◆ **Task brief**: Using the records below, copy every line that holds the string "kurczaka".

◆ **Source data**:
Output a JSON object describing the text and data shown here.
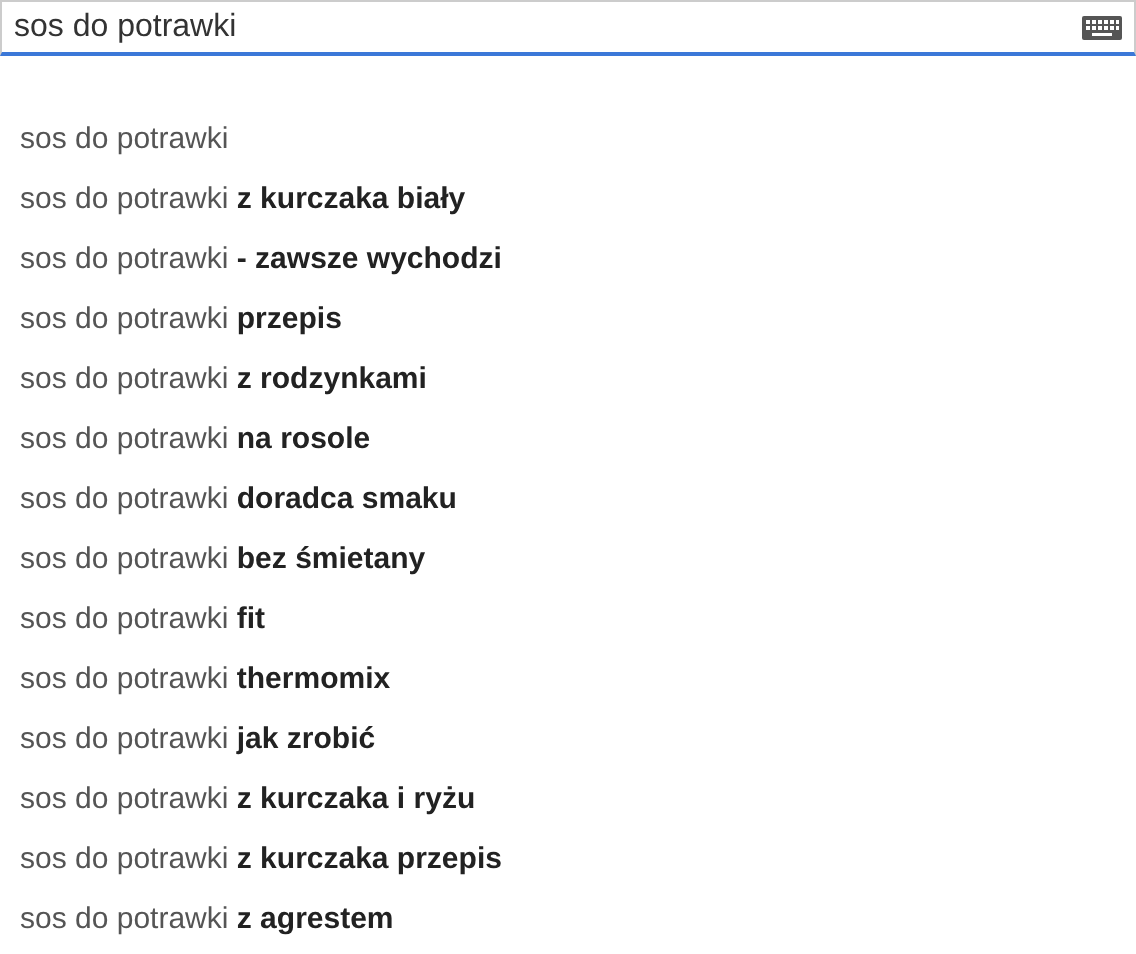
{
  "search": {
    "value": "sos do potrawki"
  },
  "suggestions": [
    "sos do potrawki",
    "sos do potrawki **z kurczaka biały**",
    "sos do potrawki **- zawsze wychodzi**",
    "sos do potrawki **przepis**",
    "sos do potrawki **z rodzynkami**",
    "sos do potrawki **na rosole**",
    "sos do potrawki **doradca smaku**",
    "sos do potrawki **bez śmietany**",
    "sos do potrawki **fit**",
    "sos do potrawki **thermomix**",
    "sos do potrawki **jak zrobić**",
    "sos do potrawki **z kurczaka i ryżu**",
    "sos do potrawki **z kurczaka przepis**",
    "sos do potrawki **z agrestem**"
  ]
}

◆ **Task result**:
    "sos do potrawki **z kurczaka biały**",
    "sos do potrawki **z kurczaka i ryżu**",
    "sos do potrawki **z kurczaka przepis**",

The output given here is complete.